In terms of eating, we loved the Grotto Brunoni, just outside Golino on the Locarno road, with excellent pasta, polenta, cheese and local wine in a lovely garden with friendly service. We also enjoyed the Grotto du Rii, just out of Intragna on the Camedo road, who do interesting variations on Ticinese cuisine in a dramatic setting above a gorge.
Bellinzona, 24-25 July
For our final night, we moved to Bellinzona to save a very early start the following morning. Stayed at the very acceptable Albergo Croce Federale, 5 minutes walk from the station and whose very popular downstairs restaurant is excellent. Bellinzona’s old town is a beautiful mix of baroque and traditional Ticinese architecture and a lovely place to wander, especially during the Saturday morning food market. Alongside this, the town’s three castles are stunningly set and truly dramatic – the walk up to Montebello in particular is worth it for the view. We liked the Porta Ticinese bar for lunch, with excellent miniature pizzas, and where we were introduced to locally popular Cynar, an artichoke liquor. Well, we liked it… Evening spent listening to one very bad and one very good Beatles tribute band at Bellinzona’s open air ‘Beatles Days’ festival, below the floodlit castle.
The following day we returned to London, taking the tilting train over the Gotthard Pass (the last summer of long-distance trains via this spectacular route before the base tunnel opens), past the Vierwaldstättersee and the Zugersee to Zürich, where we changed for a Eurocity train to Basel. An hour there to stock up on provisions, then on to Strasbourg, a TGV to Lille and home to London from there – a full day travelling, but an enjoyable and relaxing one, including feasting on Swiss cheese as we raced through the Champagne region at 180mph!

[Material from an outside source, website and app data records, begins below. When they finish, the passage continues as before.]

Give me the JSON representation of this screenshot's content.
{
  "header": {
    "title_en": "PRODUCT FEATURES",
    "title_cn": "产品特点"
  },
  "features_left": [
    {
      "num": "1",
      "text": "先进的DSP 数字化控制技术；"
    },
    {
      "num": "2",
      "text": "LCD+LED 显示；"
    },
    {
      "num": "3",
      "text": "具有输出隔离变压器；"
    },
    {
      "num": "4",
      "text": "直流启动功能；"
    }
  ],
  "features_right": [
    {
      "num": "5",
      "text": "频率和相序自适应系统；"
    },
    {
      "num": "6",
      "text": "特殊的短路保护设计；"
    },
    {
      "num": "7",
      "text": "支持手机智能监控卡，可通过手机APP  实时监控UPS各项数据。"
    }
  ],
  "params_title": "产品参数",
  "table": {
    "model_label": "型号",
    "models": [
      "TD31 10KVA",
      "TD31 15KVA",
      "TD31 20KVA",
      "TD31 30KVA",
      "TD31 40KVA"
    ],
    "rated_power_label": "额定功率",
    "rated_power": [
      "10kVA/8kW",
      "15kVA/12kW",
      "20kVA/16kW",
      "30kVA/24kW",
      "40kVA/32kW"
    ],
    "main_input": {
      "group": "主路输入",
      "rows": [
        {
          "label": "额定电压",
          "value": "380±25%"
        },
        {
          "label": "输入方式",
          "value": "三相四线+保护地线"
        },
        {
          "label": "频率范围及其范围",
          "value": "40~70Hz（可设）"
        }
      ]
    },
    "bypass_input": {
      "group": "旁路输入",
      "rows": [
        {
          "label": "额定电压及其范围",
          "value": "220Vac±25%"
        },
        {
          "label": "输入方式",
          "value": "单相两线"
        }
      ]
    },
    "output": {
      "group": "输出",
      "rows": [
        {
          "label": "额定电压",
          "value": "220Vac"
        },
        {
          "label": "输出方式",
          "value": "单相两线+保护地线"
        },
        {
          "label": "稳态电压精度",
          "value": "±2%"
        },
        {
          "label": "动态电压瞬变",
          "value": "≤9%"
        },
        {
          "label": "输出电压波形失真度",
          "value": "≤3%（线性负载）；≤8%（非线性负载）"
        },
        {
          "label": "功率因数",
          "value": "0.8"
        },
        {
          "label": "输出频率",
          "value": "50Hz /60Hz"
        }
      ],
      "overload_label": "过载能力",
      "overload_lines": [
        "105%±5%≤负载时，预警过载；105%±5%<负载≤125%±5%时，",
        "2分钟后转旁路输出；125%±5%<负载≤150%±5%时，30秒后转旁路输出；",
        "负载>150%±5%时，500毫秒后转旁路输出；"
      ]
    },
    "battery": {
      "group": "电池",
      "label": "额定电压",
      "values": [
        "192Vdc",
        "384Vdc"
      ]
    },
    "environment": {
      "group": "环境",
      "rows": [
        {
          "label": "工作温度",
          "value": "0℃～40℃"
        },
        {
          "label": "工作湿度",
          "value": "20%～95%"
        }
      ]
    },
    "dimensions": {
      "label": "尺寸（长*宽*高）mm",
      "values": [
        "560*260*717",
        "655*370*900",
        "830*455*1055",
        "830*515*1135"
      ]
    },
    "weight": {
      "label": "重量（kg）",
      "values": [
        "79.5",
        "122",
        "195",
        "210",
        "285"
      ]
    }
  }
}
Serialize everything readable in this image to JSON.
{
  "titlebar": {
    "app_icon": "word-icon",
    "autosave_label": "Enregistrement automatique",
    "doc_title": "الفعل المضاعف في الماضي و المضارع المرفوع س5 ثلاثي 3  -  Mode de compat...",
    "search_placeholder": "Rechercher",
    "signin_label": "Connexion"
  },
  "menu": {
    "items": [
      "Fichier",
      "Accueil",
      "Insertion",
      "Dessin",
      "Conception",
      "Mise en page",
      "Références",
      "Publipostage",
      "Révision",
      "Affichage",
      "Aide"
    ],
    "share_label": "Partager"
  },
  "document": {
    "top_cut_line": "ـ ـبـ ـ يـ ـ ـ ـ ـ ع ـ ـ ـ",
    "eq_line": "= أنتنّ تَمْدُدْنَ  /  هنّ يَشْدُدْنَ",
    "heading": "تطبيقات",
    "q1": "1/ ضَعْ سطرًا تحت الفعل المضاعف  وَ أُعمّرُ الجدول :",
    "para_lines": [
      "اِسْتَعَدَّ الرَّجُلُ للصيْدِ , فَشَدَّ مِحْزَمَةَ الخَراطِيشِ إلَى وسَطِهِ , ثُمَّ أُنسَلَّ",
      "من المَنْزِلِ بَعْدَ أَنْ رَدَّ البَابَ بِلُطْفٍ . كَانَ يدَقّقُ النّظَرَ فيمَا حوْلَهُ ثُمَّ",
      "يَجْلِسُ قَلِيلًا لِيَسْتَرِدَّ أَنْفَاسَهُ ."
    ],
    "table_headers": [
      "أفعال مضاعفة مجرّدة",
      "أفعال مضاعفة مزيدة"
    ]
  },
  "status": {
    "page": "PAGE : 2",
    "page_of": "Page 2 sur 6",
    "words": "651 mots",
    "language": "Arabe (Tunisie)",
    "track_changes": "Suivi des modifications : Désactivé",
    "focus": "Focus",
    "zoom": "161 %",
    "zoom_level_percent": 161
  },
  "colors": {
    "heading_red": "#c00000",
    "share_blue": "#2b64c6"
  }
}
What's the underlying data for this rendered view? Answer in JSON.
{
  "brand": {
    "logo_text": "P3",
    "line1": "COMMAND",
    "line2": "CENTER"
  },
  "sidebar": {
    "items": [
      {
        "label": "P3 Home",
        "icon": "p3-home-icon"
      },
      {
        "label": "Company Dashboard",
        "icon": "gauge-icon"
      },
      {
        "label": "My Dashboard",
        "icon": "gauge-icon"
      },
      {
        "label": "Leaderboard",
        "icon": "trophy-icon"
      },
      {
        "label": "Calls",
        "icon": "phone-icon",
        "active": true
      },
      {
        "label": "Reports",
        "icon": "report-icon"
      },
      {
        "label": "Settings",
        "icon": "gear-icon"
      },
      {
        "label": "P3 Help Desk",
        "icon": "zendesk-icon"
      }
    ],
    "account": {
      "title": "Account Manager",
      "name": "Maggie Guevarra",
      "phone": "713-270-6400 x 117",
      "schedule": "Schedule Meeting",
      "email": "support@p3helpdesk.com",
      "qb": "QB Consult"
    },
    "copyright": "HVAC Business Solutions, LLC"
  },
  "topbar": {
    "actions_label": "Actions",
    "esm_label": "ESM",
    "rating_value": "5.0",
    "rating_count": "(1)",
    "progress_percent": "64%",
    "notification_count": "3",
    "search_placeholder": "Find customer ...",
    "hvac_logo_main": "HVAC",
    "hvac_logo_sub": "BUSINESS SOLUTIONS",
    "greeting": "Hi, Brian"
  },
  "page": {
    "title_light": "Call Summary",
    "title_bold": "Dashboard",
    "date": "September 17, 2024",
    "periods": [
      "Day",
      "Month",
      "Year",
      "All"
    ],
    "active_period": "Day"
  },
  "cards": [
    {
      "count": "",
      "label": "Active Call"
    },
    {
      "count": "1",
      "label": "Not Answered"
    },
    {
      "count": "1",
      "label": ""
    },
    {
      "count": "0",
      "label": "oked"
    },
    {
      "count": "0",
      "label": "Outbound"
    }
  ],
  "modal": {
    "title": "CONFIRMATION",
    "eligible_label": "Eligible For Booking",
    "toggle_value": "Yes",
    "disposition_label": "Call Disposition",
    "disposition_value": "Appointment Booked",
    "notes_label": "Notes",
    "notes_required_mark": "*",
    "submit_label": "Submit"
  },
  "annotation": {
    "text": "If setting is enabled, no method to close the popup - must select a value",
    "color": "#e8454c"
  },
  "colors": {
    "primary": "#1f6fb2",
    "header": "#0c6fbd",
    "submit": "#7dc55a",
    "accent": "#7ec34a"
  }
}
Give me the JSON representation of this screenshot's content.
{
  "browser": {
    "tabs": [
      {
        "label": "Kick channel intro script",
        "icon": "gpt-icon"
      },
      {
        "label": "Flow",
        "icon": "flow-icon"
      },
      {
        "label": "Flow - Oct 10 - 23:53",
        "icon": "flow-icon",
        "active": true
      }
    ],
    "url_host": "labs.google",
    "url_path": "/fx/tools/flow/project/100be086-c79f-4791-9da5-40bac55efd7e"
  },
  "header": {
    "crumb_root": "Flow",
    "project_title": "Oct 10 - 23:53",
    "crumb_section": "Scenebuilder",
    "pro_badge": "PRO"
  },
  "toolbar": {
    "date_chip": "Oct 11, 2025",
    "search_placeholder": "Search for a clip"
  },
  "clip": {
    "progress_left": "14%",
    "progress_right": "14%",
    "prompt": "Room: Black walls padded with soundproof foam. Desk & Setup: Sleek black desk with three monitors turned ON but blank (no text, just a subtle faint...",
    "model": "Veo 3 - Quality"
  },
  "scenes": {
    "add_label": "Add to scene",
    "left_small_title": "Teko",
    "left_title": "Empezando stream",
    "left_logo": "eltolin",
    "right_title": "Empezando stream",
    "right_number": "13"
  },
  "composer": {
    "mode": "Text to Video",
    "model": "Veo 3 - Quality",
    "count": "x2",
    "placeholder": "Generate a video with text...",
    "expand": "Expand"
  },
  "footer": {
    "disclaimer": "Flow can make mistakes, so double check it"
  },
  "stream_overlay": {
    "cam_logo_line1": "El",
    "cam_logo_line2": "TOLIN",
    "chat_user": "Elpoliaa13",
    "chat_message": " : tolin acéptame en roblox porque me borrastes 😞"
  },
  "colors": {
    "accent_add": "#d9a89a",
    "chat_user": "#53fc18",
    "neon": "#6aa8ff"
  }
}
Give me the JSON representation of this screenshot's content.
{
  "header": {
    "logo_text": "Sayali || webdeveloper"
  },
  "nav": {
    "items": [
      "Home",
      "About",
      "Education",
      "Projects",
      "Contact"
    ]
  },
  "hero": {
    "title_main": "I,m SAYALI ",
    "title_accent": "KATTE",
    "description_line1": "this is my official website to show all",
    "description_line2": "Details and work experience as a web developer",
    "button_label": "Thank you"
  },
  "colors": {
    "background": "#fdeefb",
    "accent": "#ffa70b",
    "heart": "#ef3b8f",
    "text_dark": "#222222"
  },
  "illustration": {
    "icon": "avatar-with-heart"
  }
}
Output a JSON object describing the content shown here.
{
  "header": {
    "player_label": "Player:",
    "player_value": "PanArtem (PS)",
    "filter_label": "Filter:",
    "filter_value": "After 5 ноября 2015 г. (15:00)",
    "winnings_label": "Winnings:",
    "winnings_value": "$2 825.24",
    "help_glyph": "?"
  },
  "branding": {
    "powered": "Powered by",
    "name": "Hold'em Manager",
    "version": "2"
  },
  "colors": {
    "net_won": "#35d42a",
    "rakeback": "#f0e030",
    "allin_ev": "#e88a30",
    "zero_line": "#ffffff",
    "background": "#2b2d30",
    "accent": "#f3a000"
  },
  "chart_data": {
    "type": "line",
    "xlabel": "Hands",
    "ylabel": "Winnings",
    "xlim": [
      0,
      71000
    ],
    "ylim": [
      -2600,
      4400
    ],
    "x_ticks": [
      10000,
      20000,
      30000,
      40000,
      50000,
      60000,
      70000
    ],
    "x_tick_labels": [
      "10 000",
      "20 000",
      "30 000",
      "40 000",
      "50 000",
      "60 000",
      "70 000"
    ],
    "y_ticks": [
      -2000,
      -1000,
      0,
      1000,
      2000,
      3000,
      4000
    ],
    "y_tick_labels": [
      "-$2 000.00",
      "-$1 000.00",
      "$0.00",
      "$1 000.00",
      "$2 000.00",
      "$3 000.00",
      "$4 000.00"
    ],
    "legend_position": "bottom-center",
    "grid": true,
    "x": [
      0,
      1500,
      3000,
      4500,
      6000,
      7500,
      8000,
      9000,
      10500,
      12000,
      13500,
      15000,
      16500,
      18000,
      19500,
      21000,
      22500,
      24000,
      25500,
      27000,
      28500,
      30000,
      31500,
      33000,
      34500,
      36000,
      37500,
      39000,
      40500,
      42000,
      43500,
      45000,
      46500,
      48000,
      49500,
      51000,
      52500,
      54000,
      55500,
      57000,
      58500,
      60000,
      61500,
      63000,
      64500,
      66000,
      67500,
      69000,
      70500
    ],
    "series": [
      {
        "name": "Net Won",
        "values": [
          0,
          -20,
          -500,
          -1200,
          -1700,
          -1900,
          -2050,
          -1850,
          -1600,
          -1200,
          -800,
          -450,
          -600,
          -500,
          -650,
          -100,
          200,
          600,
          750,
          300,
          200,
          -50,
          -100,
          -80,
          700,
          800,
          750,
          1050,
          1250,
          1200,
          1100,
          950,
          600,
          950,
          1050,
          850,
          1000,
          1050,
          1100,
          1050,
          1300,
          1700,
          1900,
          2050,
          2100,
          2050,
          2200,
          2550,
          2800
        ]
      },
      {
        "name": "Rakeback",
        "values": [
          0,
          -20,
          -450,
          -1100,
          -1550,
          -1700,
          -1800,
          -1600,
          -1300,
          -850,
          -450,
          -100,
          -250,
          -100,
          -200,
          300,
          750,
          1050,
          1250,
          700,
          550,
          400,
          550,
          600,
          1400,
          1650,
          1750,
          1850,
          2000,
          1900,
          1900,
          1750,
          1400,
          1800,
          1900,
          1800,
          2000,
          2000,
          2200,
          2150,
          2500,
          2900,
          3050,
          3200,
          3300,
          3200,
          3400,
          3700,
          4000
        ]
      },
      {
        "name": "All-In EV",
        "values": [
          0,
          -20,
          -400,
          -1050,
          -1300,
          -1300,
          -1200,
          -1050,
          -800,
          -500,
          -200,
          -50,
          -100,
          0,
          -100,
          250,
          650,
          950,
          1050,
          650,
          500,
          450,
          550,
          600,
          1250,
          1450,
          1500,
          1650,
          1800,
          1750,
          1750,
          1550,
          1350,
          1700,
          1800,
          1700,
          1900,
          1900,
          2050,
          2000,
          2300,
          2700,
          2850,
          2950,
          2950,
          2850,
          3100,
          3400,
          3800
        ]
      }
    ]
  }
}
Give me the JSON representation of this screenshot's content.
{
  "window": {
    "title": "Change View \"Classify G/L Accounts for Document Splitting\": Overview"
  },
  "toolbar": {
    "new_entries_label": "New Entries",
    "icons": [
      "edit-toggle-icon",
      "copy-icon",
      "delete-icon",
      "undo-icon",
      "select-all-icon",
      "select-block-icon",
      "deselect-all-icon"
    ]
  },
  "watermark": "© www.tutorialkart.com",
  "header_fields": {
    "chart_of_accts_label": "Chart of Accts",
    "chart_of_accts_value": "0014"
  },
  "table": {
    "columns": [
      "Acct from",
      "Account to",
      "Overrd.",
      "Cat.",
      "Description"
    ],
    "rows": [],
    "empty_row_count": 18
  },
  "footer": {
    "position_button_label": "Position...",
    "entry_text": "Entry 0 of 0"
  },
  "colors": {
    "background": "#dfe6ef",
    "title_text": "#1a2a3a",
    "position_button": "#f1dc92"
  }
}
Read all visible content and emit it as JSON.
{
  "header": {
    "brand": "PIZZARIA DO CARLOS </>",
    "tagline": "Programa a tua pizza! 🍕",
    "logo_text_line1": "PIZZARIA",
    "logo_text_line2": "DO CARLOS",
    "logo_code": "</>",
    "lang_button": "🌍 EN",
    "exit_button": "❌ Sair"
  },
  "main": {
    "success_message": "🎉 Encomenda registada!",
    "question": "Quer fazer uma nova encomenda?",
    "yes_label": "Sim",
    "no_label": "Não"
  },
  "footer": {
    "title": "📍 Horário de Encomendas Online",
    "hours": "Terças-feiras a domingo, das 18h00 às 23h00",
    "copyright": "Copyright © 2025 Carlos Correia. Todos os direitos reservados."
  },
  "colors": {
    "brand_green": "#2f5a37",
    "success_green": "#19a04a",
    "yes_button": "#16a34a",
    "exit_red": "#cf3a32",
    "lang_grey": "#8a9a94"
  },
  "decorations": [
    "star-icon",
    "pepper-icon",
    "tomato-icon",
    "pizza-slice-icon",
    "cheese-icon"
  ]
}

Sorry this has been lengthy, but hope there are a few things in there that might be useful to others. We had a fantastic time exploring the three main language zones – and Switzerland worked its usual magic: we got engaged on the Isole di Brissago. Thanks again for all the help and information this site and forum has provided towards a great holiday.